Efflorescence: How to Address This Common Concrete Flooring Issue

Thursday, February 20, 2020

If you’ve noticed a white “dusting” of particulates on the surface of your concrete flooring, efflorescence has become a problem. 

The good news is, efflorescence can be avoided and corrected with a combination of industrial cleaning techniques and industrial flooring expertise. 

Why are You Seeing Efflorescence?

Efflorescence is the result of a chemical reaction occuring in your concrete flooring.

Water soluble salts combine with moisture as they move through the concrete flooring material to its surface. The result: white dust-like residue (Source: Nitterhouse Masonry Products).

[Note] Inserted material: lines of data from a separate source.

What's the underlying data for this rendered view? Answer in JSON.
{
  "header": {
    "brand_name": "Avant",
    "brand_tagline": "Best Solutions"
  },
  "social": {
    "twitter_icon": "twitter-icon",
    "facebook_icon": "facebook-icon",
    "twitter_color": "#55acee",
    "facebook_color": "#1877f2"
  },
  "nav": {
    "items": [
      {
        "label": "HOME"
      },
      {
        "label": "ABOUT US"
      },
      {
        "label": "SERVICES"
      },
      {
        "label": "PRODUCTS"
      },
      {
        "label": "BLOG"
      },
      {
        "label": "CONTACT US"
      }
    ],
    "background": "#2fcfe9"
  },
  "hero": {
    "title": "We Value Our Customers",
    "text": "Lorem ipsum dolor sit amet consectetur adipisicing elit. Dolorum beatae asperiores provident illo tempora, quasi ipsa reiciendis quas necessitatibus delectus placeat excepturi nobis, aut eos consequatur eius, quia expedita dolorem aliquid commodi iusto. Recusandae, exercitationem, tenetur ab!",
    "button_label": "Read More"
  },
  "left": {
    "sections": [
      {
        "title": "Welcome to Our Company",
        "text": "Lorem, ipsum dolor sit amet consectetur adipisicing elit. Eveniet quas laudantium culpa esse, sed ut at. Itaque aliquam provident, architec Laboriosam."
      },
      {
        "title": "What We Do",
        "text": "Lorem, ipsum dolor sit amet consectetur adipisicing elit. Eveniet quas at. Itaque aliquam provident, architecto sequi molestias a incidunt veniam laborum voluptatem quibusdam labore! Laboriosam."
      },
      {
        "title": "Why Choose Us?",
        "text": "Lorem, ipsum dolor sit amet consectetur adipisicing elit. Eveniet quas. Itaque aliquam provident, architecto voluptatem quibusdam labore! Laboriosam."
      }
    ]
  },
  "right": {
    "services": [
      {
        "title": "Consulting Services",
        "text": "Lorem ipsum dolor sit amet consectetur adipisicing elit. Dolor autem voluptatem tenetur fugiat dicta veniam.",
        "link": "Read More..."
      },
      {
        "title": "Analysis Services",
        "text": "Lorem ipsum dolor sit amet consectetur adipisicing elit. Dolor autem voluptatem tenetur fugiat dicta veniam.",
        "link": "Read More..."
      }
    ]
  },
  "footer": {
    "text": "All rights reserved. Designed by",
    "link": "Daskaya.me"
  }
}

Efflorescence has several causes. The two most common are the concrete mixture itself and the environmental conditions around the concrete flooring. If your concrete was installed with a mixture that had a high water content, was of a low grade, or did not have proper site surface drainage, your floors were at higher risk of efflorescence from the beginning.

Humidity and efflorescence go hand in hand. If there is a lot of moisture in the air due to humidity inside the facility, manufacturing processes that require a high level of moisture, or due to your local weather, you are going to see more efflorescence on your flooring if it’s not properly protected.

How Serious is Your Efflorescence Problem?

Even if you can guess what the cause of your efflorescence might be, you can’t be certain of the extent of the problem, or where there may be vulnerabilities in your flooring, until your floors are tested.

There are two primary efflorescence testing techniques:

Calcium Chloride Test: “The calcium chloride test method is used to determine the moisture vapor emission rate (MVER) from a concrete slab. Calcium chloride testing involves sealing a small dish of calcium chloride on a clean section of concrete under a plastic dome. The salt absorbs moisture in that environment (and presumably coming from the concrete slab) and the weight gain after three days is used to calculate the MVER. (Source: Wagner Meters)” 

This test tells you the condition of the surface of your slab, and the degree to which it has been impacted by efflorescence.

Plastic Sheet Test: The plastic sheet test for concrete moisture is less technical, but can show you how much moisture is escaping to the surface of your floor in real time. Plastic sheets are adhered to the flooring you want to test and left for 48 hours. Once removed after the testing, you’ll be able to see how much moisture has been absorbed as a means of assessing your efflorescence risk.

How is Efflorescence Corrected?

Efflorescence correction measures depend on the condition of your concrete flooring and the degree to which it’s been affected by dusting. Here are solutions that Painters USA can help you implement:

Acid rinse: We use a mild rinse that dissolves the dusting, but does not damage concrete flooring.

Abrasive blasting: Sandblasting removes particulates left by efflorescence completely, so you’re left with restored concrete flooring.

Sealing and Resurfacing: Sealing and resurfacing of concrete floors may be required if damage is significant, or if you’re protecting newly-installed flooring. Depending on your facility, we can recommend concrete polishing services that will seal concrete floors and prevent the escape of vapor and moisture to their surface. 

Painters USA can conduct efflorescence testing, correction, and control in large-scale industrial and commercial spaces. We can ensure your testing conditions are optimal so you get accurate results. Whether your flooring needs to be thoroughly cleaned or requires extensive repairs, we will work with you to get the job done on your timeline so your work site continues to run smoothly.

If you’re looking to correct efflorescence, we’re ready to take on your project. Request an efflorescence control estimate today.